Howard, Sheena C. (2014). Black Queer Identity Matrix: Towards an Integrated Queer of Color Framework. New York: Peter Lang.
This slim but dense volume explores Black lesbian identity and suggests a framework for analyzing communication and representation in queer of color communities. Howard investigates Black lesbian communication strategies in public spaces, how Black lesbians perceive themselves and the world around them, and ways in which Black lesbian women are triply marginalized. As a communication scholar and Black lesbian, Howard is intimately conversant with the topic and her writing is both theoretical and accessible.
The Black queer identity matrix is the environment—political, social, cultural, economic—within which Black queer communities are embedded. This includes interlocking oppressions including homophobia, sexism, and racism, as well as creative coping mechanisms, empowerment, and coexistence.
The conceptual framework proposed by Howard includes standpoint theory (Nancy C.M. Hartsock), the matrix of domination (Patricia Hill Collins), and Afrocentricity (Molefi Asante). The last chapter of the book includes reflections from Howard’s ethnographic and autoethnographic work using this framework.

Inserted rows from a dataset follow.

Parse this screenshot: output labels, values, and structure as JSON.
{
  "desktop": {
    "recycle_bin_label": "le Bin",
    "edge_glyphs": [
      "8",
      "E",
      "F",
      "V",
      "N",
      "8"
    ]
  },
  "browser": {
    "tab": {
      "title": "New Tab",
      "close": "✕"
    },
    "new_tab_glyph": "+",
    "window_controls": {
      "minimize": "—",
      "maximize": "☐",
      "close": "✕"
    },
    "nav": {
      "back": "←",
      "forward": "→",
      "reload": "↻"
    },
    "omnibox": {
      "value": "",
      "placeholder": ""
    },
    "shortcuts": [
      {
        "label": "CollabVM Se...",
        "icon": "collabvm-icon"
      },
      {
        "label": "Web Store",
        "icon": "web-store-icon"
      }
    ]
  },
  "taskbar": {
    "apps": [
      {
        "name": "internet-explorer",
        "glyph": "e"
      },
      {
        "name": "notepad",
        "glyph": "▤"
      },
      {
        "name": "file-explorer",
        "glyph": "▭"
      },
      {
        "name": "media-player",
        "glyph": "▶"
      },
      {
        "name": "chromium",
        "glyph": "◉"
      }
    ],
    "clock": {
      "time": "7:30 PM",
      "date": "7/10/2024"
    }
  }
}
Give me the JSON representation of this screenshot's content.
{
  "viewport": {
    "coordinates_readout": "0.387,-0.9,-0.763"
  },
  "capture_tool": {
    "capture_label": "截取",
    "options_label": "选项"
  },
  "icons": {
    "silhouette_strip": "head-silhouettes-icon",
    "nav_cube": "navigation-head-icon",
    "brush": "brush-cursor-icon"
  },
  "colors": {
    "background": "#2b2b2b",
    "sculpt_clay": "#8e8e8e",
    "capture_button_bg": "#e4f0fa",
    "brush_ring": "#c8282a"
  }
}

I highly recommend this book for queers of color as well as anybody pursuing research with queer of color communities or with representations of queers of color. I predict that Howard will be oft-cited and this will become a foundational text.